I was at a friend's house for a birthday party on Sunday. For the record, it was a morning brunch in celebration of her youngest turning one. She had made a good selection of egg-based concoctions, all from recipe books. One was a huge success and was eaten up within 30 minutes. The second one was not as successful, judging by the fact there was still some left an hour later.
I was in the kitchen listening as she told her mother in law she probably wouldn't make the recipe again because it wasn't very flavourful and needed more seasoning.
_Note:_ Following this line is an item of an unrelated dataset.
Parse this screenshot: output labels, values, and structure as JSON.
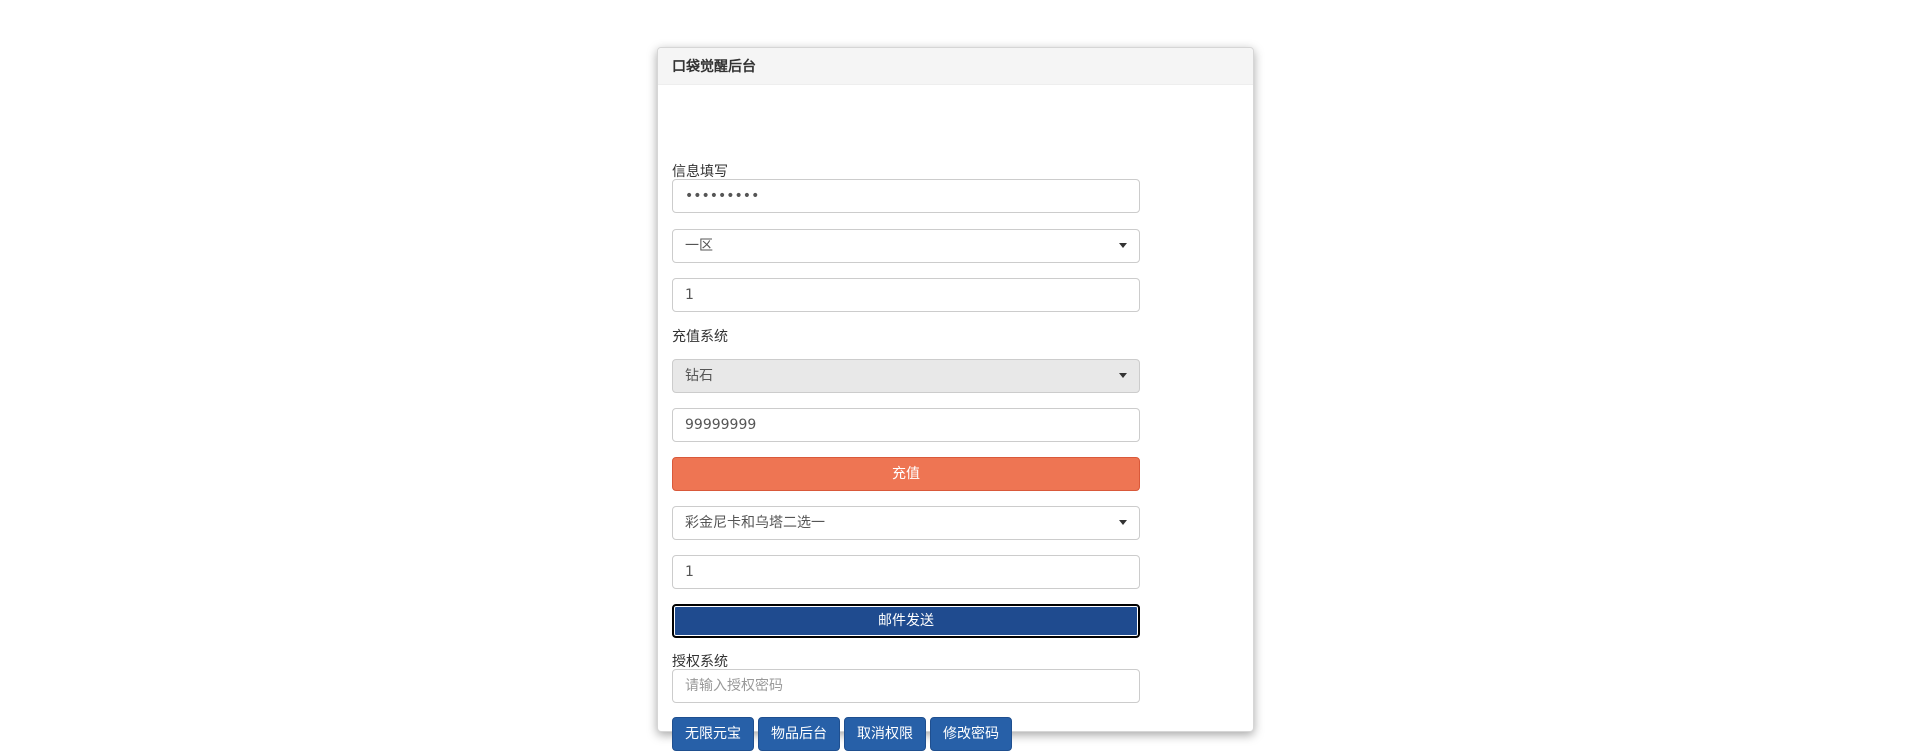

I wanted to yell (okay, interject loudly) right then and there, "Wait a second...you know you don't like it, you know what it needs to make it better, why not just modify it and make it again??". But I didn't. Mostly because at that moment, my little boo decided to make a break for it and I had to chase after him.
And then, just yesterday, it hit me. Not everyone cooks like me. This is a line that separates some cooks from others. Some people are content to just follow a recipe and discard it if it doesn't work for them. On the other side of this line, there are people like me who use recipes as a starting point. If we don't like the way something turns out, or want to try something different, we adjust and test and adapt. I'm sure there are other categories of cooks too (like those that eschew recipe books completely and like to invent there own creations - I think they call those people "professional chefs"), but it was enough of an epiphany for me at that point.
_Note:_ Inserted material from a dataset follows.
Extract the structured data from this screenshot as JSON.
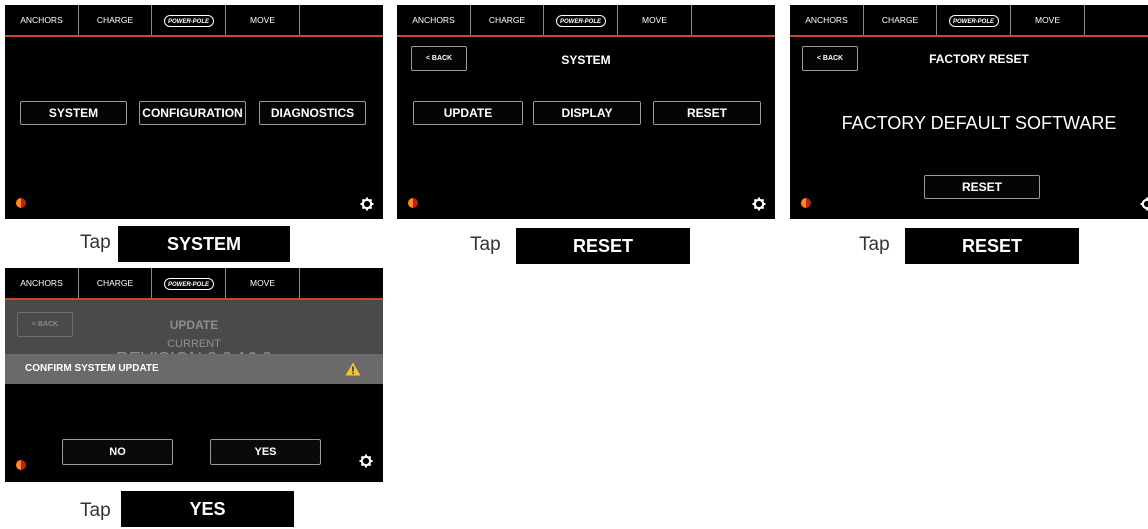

As I read some of my favorite foodie blogs that night, I realized that the other bloggers I admire also fall into the same camp as me (for the most part). So some of my misgivings about this whole blogging thing (like, is what I write really going to be interesting to anyone else?) might not be as serious as I thought. I felt re-energized and more confident that I can also contribute something of value to the foodie blogging world.
3 days ago